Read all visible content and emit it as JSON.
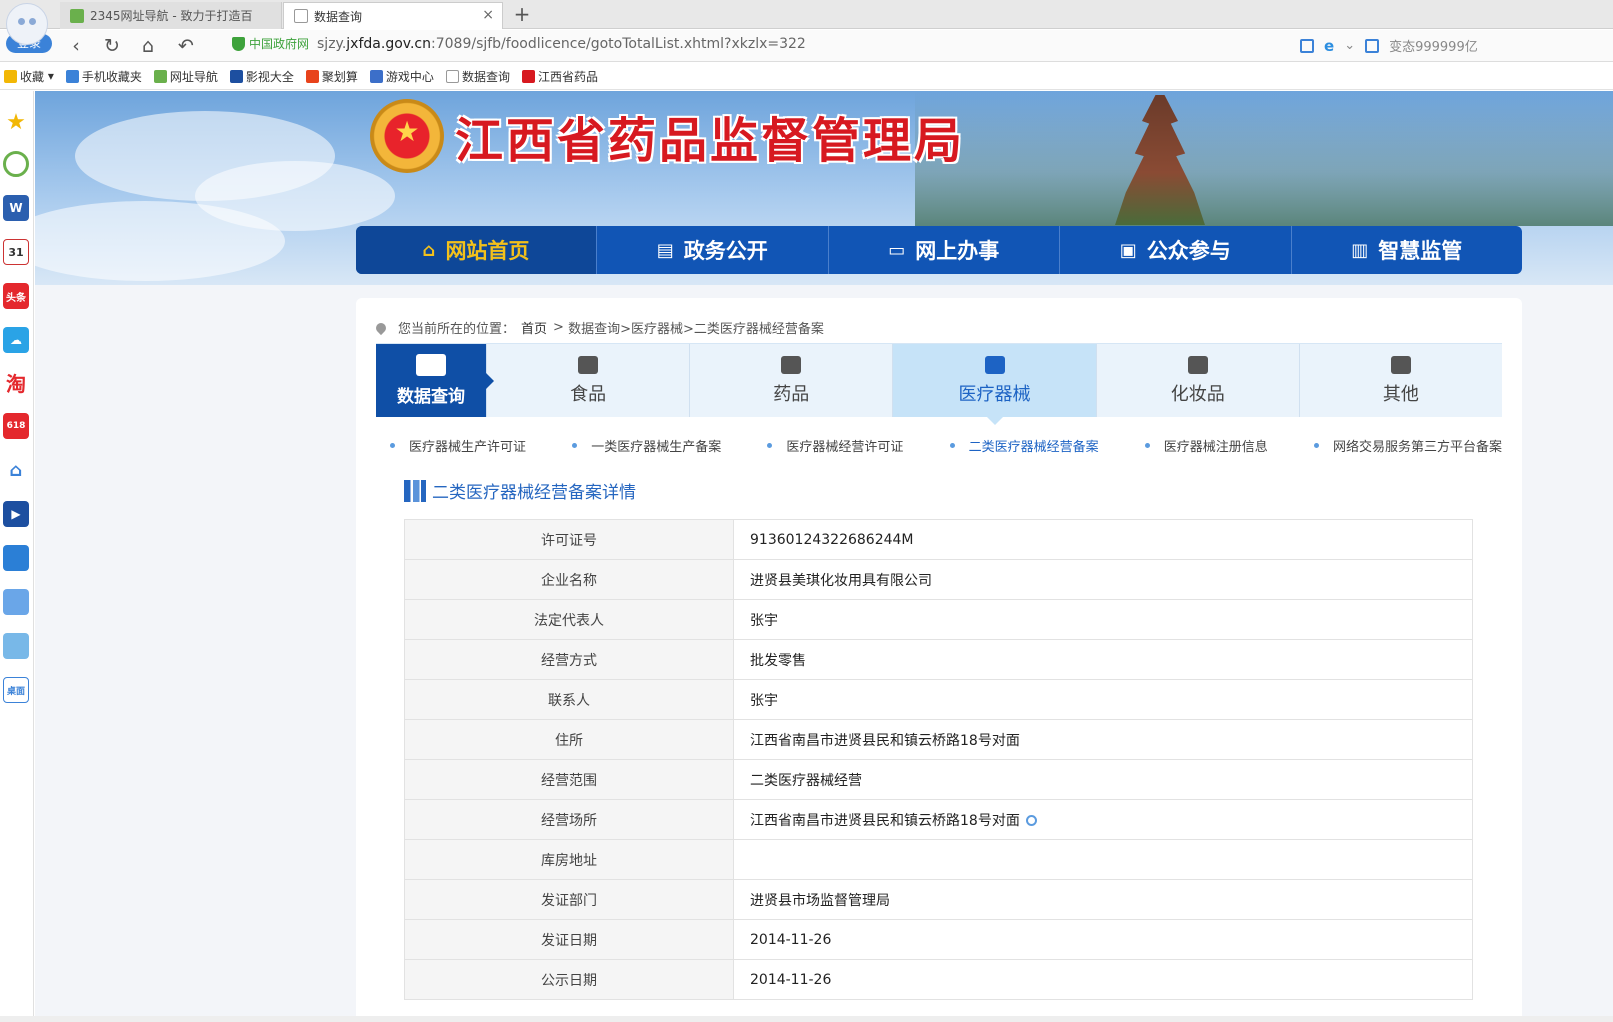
{
  "browser": {
    "tabs": [
      {
        "title": "2345网址导航 - 致力于打造百"
      },
      {
        "title": "数据查询"
      }
    ],
    "new_tab": "+",
    "login": "登录",
    "url_badge": "中国政府网",
    "url_prefix": "sjzy.",
    "url_domain": "jxfda.gov.cn",
    "url_rest": ":7089/sjfb/foodlicence/gotoTotalList.xhtml?xkzlx=322",
    "status_text": "变态999999亿",
    "bookmarks": [
      "收藏",
      "手机收藏夹",
      "网址导航",
      "影视大全",
      "聚划算",
      "游戏中心",
      "数据查询",
      "江西省药品"
    ]
  },
  "site": {
    "title": "江西省药品监督管理局",
    "nav": [
      {
        "label": "网站首页",
        "icon": "home-icon"
      },
      {
        "label": "政务公开",
        "icon": "document-icon"
      },
      {
        "label": "网上办事",
        "icon": "monitor-icon"
      },
      {
        "label": "公众参与",
        "icon": "chat-icon"
      },
      {
        "label": "智慧监管",
        "icon": "chart-icon"
      }
    ]
  },
  "breadcrumb": {
    "label": "您当前所在的位置：",
    "home": "首页",
    "sep": ">",
    "rest": "数据查询>医疗器械>二类医疗器械经营备案"
  },
  "category_tabs": {
    "main": "数据查询",
    "items": [
      "食品",
      "药品",
      "医疗器械",
      "化妆品",
      "其他"
    ],
    "selected": "医疗器械"
  },
  "sub_tabs": {
    "items": [
      "医疗器械生产许可证",
      "一类医疗器械生产备案",
      "医疗器械经营许可证",
      "二类医疗器械经营备案",
      "医疗器械注册信息",
      "网络交易服务第三方平台备案"
    ],
    "selected": "二类医疗器械经营备案"
  },
  "section_title": "二类医疗器械经营备案详情",
  "details": [
    {
      "key": "许可证号",
      "value": "91360124322686244M"
    },
    {
      "key": "企业名称",
      "value": "进贤县美琪化妆用具有限公司"
    },
    {
      "key": "法定代表人",
      "value": "张宇"
    },
    {
      "key": "经营方式",
      "value": "批发零售"
    },
    {
      "key": "联系人",
      "value": "张宇"
    },
    {
      "key": "住所",
      "value": "江西省南昌市进贤县民和镇云桥路18号对面"
    },
    {
      "key": "经营范围",
      "value": "二类医疗器械经营"
    },
    {
      "key": "经营场所",
      "value": "江西省南昌市进贤县民和镇云桥路18号对面"
    },
    {
      "key": "库房地址",
      "value": ""
    },
    {
      "key": "发证部门",
      "value": "进贤县市场监督管理局"
    },
    {
      "key": "发证日期",
      "value": "2014-11-26"
    },
    {
      "key": "公示日期",
      "value": "2014-11-26"
    }
  ]
}
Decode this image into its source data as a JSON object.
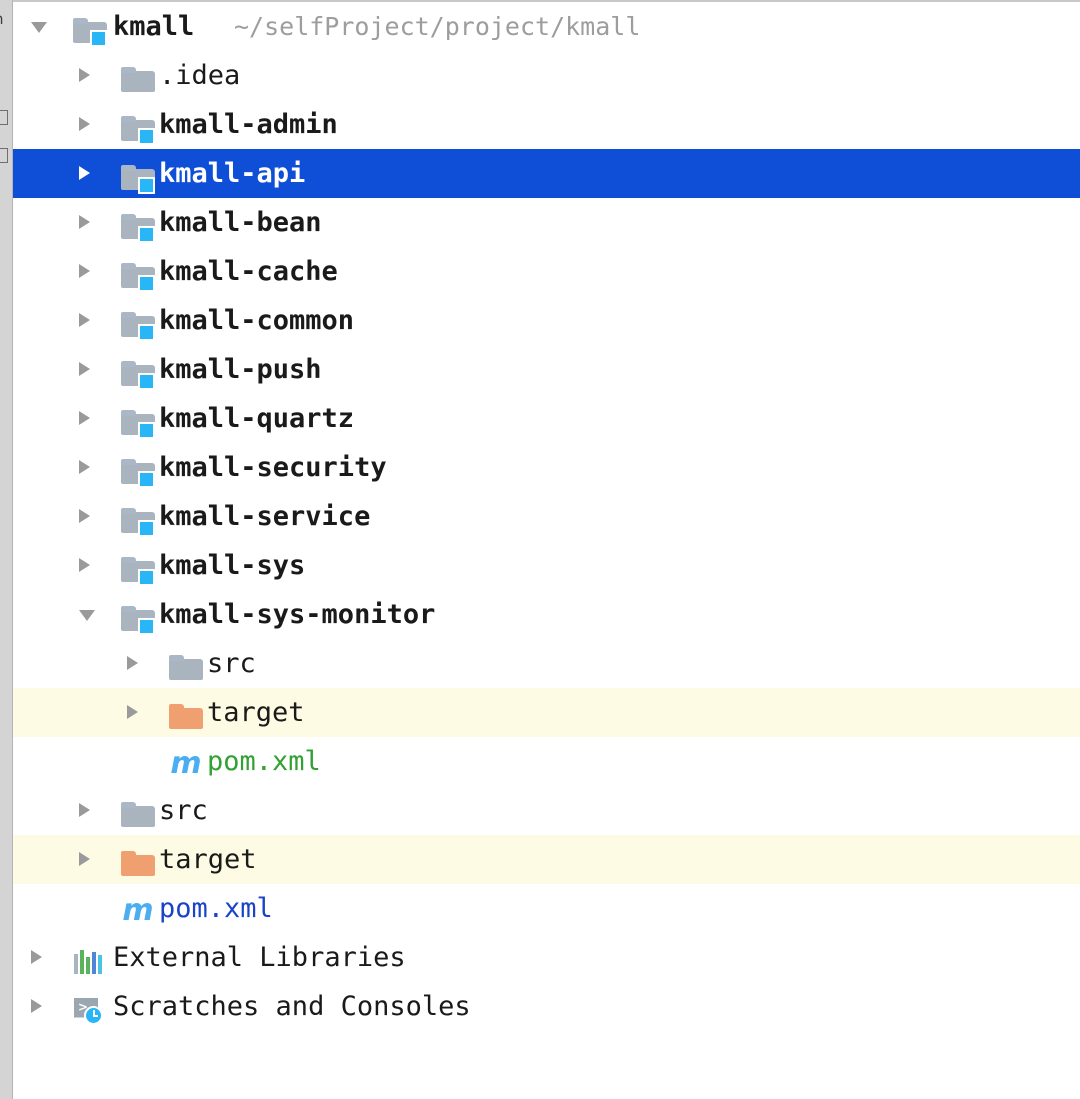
{
  "window": {
    "kind": "ide-project-tool-window",
    "accent_selection": "#0f4fd8",
    "excluded_row_bg": "#fdfbe3",
    "module_badge_color": "#29b6f6",
    "folder_color": "#a9b4bf",
    "target_folder_color": "#f0a070"
  },
  "toolstrip": {
    "glyph_top": "n",
    "items": [
      "partial-icon-1",
      "partial-icon-2"
    ]
  },
  "tree": {
    "rows": [
      {
        "label": "kmall",
        "path": "~/selfProject/project/kmall",
        "depth": 0,
        "icon": "module-folder-icon",
        "arrow": "expanded",
        "bold": true,
        "selected": false,
        "excluded": false,
        "label_color": "default"
      },
      {
        "label": ".idea",
        "path": "",
        "depth": 1,
        "icon": "folder-icon",
        "arrow": "collapsed",
        "bold": false,
        "selected": false,
        "excluded": false,
        "label_color": "default"
      },
      {
        "label": "kmall-admin",
        "path": "",
        "depth": 1,
        "icon": "module-folder-icon",
        "arrow": "collapsed",
        "bold": true,
        "selected": false,
        "excluded": false,
        "label_color": "default"
      },
      {
        "label": "kmall-api",
        "path": "",
        "depth": 1,
        "icon": "module-folder-icon",
        "arrow": "collapsed",
        "bold": true,
        "selected": true,
        "excluded": false,
        "label_color": "default"
      },
      {
        "label": "kmall-bean",
        "path": "",
        "depth": 1,
        "icon": "module-folder-icon",
        "arrow": "collapsed",
        "bold": true,
        "selected": false,
        "excluded": false,
        "label_color": "default"
      },
      {
        "label": "kmall-cache",
        "path": "",
        "depth": 1,
        "icon": "module-folder-icon",
        "arrow": "collapsed",
        "bold": true,
        "selected": false,
        "excluded": false,
        "label_color": "default"
      },
      {
        "label": "kmall-common",
        "path": "",
        "depth": 1,
        "icon": "module-folder-icon",
        "arrow": "collapsed",
        "bold": true,
        "selected": false,
        "excluded": false,
        "label_color": "default"
      },
      {
        "label": "kmall-push",
        "path": "",
        "depth": 1,
        "icon": "module-folder-icon",
        "arrow": "collapsed",
        "bold": true,
        "selected": false,
        "excluded": false,
        "label_color": "default"
      },
      {
        "label": "kmall-quartz",
        "path": "",
        "depth": 1,
        "icon": "module-folder-icon",
        "arrow": "collapsed",
        "bold": true,
        "selected": false,
        "excluded": false,
        "label_color": "default"
      },
      {
        "label": "kmall-security",
        "path": "",
        "depth": 1,
        "icon": "module-folder-icon",
        "arrow": "collapsed",
        "bold": true,
        "selected": false,
        "excluded": false,
        "label_color": "default"
      },
      {
        "label": "kmall-service",
        "path": "",
        "depth": 1,
        "icon": "module-folder-icon",
        "arrow": "collapsed",
        "bold": true,
        "selected": false,
        "excluded": false,
        "label_color": "default"
      },
      {
        "label": "kmall-sys",
        "path": "",
        "depth": 1,
        "icon": "module-folder-icon",
        "arrow": "collapsed",
        "bold": true,
        "selected": false,
        "excluded": false,
        "label_color": "default"
      },
      {
        "label": "kmall-sys-monitor",
        "path": "",
        "depth": 1,
        "icon": "module-folder-icon",
        "arrow": "expanded",
        "bold": true,
        "selected": false,
        "excluded": false,
        "label_color": "default"
      },
      {
        "label": "src",
        "path": "",
        "depth": 2,
        "icon": "folder-icon",
        "arrow": "collapsed",
        "bold": false,
        "selected": false,
        "excluded": false,
        "label_color": "default"
      },
      {
        "label": "target",
        "path": "",
        "depth": 2,
        "icon": "target-folder-icon",
        "arrow": "collapsed",
        "bold": false,
        "selected": false,
        "excluded": true,
        "label_color": "default"
      },
      {
        "label": "pom.xml",
        "path": "",
        "depth": 2,
        "icon": "maven-file-icon",
        "arrow": "none",
        "bold": false,
        "selected": false,
        "excluded": false,
        "label_color": "green"
      },
      {
        "label": "src",
        "path": "",
        "depth": 1,
        "icon": "folder-icon",
        "arrow": "collapsed",
        "bold": false,
        "selected": false,
        "excluded": false,
        "label_color": "default"
      },
      {
        "label": "target",
        "path": "",
        "depth": 1,
        "icon": "target-folder-icon",
        "arrow": "collapsed",
        "bold": false,
        "selected": false,
        "excluded": true,
        "label_color": "default"
      },
      {
        "label": "pom.xml",
        "path": "",
        "depth": 1,
        "icon": "maven-file-icon",
        "arrow": "none",
        "bold": false,
        "selected": false,
        "excluded": false,
        "label_color": "blue"
      },
      {
        "label": "External Libraries",
        "path": "",
        "depth": 0,
        "icon": "external-libraries-icon",
        "arrow": "collapsed",
        "bold": false,
        "selected": false,
        "excluded": false,
        "label_color": "default"
      },
      {
        "label": "Scratches and Consoles",
        "path": "",
        "depth": 0,
        "icon": "scratches-icon",
        "arrow": "collapsed",
        "bold": false,
        "selected": false,
        "excluded": false,
        "label_color": "default"
      }
    ]
  }
}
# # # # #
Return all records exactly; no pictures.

## The answer
Read all visible content and emit it as JSON.
{
  "browser": {
    "tabs": [
      {
        "title": "2345网址导航 - 致力于打造百"
      },
      {
        "title": "数据查询"
      }
    ],
    "new_tab": "+",
    "login": "登录",
    "url_badge": "中国政府网",
    "url_prefix": "sjzy.",
    "url_domain": "jxfda.gov.cn",
    "url_rest": ":7089/sjfb/foodlicence/gotoTotalList.xhtml?xkzlx=322",
    "status_text": "变态999999亿",
    "bookmarks": [
      "收藏",
      "手机收藏夹",
      "网址导航",
      "影视大全",
      "聚划算",
      "游戏中心",
      "数据查询",
      "江西省药品"
    ]
  },
  "site": {
    "title": "江西省药品监督管理局",
    "nav": [
      {
        "label": "网站首页",
        "icon": "home-icon"
      },
      {
        "label": "政务公开",
        "icon": "document-icon"
      },
      {
        "label": "网上办事",
        "icon": "monitor-icon"
      },
      {
        "label": "公众参与",
        "icon": "chat-icon"
      },
      {
        "label": "智慧监管",
        "icon": "chart-icon"
      }
    ]
  },
  "breadcrumb": {
    "label": "您当前所在的位置：",
    "home": "首页",
    "sep": ">",
    "rest": "数据查询>医疗器械>二类医疗器械经营备案"
  },
  "category_tabs": {
    "main": "数据查询",
    "items": [
      "食品",
      "药品",
      "医疗器械",
      "化妆品",
      "其他"
    ],
    "selected": "医疗器械"
  },
  "sub_tabs": {
    "items": [
      "医疗器械生产许可证",
      "一类医疗器械生产备案",
      "医疗器械经营许可证",
      "二类医疗器械经营备案",
      "医疗器械注册信息",
      "网络交易服务第三方平台备案"
    ],
    "selected": "二类医疗器械经营备案"
  },
  "section_title": "二类医疗器械经营备案详情",
  "details": [
    {
      "key": "许可证号",
      "value": "91360124322686244M"
    },
    {
      "key": "企业名称",
      "value": "进贤县美琪化妆用具有限公司"
    },
    {
      "key": "法定代表人",
      "value": "张宇"
    },
    {
      "key": "经营方式",
      "value": "批发零售"
    },
    {
      "key": "联系人",
      "value": "张宇"
    },
    {
      "key": "住所",
      "value": "江西省南昌市进贤县民和镇云桥路18号对面"
    },
    {
      "key": "经营范围",
      "value": "二类医疗器械经营"
    },
    {
      "key": "经营场所",
      "value": "江西省南昌市进贤县民和镇云桥路18号对面"
    },
    {
      "key": "库房地址",
      "value": ""
    },
    {
      "key": "发证部门",
      "value": "进贤县市场监督管理局"
    },
    {
      "key": "发证日期",
      "value": "2014-11-26"
    },
    {
      "key": "公示日期",
      "value": "2014-11-26"
    }
  ]
}
Decode this image into its source data as a JSON object.
{
  "window": {
    "kind": "ide-project-tool-window",
    "accent_selection": "#0f4fd8",
    "excluded_row_bg": "#fdfbe3",
    "module_badge_color": "#29b6f6",
    "folder_color": "#a9b4bf",
    "target_folder_color": "#f0a070"
  },
  "toolstrip": {
    "glyph_top": "n",
    "items": [
      "partial-icon-1",
      "partial-icon-2"
    ]
  },
  "tree": {
    "rows": [
      {
        "label": "kmall",
        "path": "~/selfProject/project/kmall",
        "depth": 0,
        "icon": "module-folder-icon",
        "arrow": "expanded",
        "bold": true,
        "selected": false,
        "excluded": false,
        "label_color": "default"
      },
      {
        "label": ".idea",
        "path": "",
        "depth": 1,
        "icon": "folder-icon",
        "arrow": "collapsed",
        "bold": false,
        "selected": false,
        "excluded": false,
        "label_color": "default"
      },
      {
        "label": "kmall-admin",
        "path": "",
        "depth": 1,
        "icon": "module-folder-icon",
        "arrow": "collapsed",
        "bold": true,
        "selected": false,
        "excluded": false,
        "label_color": "default"
      },
      {
        "label": "kmall-api",
        "path": "",
        "depth": 1,
        "icon": "module-folder-icon",
        "arrow": "collapsed",
        "bold": true,
        "selected": true,
        "excluded": false,
        "label_color": "default"
      },
      {
        "label": "kmall-bean",
        "path": "",
        "depth": 1,
        "icon": "module-folder-icon",
        "arrow": "collapsed",
        "bold": true,
        "selected": false,
        "excluded": false,
        "label_color": "default"
      },
      {
        "label": "kmall-cache",
        "path": "",
        "depth": 1,
        "icon": "module-folder-icon",
        "arrow": "collapsed",
        "bold": true,
        "selected": false,
        "excluded": false,
        "label_color": "default"
      },
      {
        "label": "kmall-common",
        "path": "",
        "depth": 1,
        "icon": "module-folder-icon",
        "arrow": "collapsed",
        "bold": true,
        "selected": false,
        "excluded": false,
        "label_color": "default"
      },
      {
        "label": "kmall-push",
        "path": "",
        "depth": 1,
        "icon": "module-folder-icon",
        "arrow": "collapsed",
        "bold": true,
        "selected": false,
        "excluded": false,
        "label_color": "default"
      },
      {
        "label": "kmall-quartz",
        "path": "",
        "depth": 1,
        "icon": "module-folder-icon",
        "arrow": "collapsed",
        "bold": true,
        "selected": false,
        "excluded": false,
        "label_color": "default"
      },
      {
        "label": "kmall-security",
        "path": "",
        "depth": 1,
        "icon": "module-folder-icon",
        "arrow": "collapsed",
        "bold": true,
        "selected": false,
        "excluded": false,
        "label_color": "default"
      },
      {
        "label": "kmall-service",
        "path": "",
        "depth": 1,
        "icon": "module-folder-icon",
        "arrow": "collapsed",
        "bold": true,
        "selected": false,
        "excluded": false,
        "label_color": "default"
      },
      {
        "label": "kmall-sys",
        "path": "",
        "depth": 1,
        "icon": "module-folder-icon",
        "arrow": "collapsed",
        "bold": true,
        "selected": false,
        "excluded": false,
        "label_color": "default"
      },
      {
        "label": "kmall-sys-monitor",
        "path": "",
        "depth": 1,
        "icon": "module-folder-icon",
        "arrow": "expanded",
        "bold": true,
        "selected": false,
        "excluded": false,
        "label_color": "default"
      },
      {
        "label": "src",
        "path": "",
        "depth": 2,
        "icon": "folder-icon",
        "arrow": "collapsed",
        "bold": false,
        "selected": false,
        "excluded": false,
        "label_color": "default"
      },
      {
        "label": "target",
        "path": "",
        "depth": 2,
        "icon": "target-folder-icon",
        "arrow": "collapsed",
        "bold": false,
        "selected": false,
        "excluded": true,
        "label_color": "default"
      },
      {
        "label": "pom.xml",
        "path": "",
        "depth": 2,
        "icon": "maven-file-icon",
        "arrow": "none",
        "bold": false,
        "selected": false,
        "excluded": false,
        "label_color": "green"
      },
      {
        "label": "src",
        "path": "",
        "depth": 1,
        "icon": "folder-icon",
        "arrow": "collapsed",
        "bold": false,
        "selected": false,
        "excluded": false,
        "label_color": "default"
      },
      {
        "label": "target",
        "path": "",
        "depth": 1,
        "icon": "target-folder-icon",
        "arrow": "collapsed",
        "bold": false,
        "selected": false,
        "excluded": true,
        "label_color": "default"
      },
      {
        "label": "pom.xml",
        "path": "",
        "depth": 1,
        "icon": "maven-file-icon",
        "arrow": "none",
        "bold": false,
        "selected": false,
        "excluded": false,
        "label_color": "blue"
      },
      {
        "label": "External Libraries",
        "path": "",
        "depth": 0,
        "icon": "external-libraries-icon",
        "arrow": "collapsed",
        "bold": false,
        "selected": false,
        "excluded": false,
        "label_color": "default"
      },
      {
        "label": "Scratches and Consoles",
        "path": "",
        "depth": 0,
        "icon": "scratches-icon",
        "arrow": "collapsed",
        "bold": false,
        "selected": false,
        "excluded": false,
        "label_color": "default"
      }
    ]
  }
}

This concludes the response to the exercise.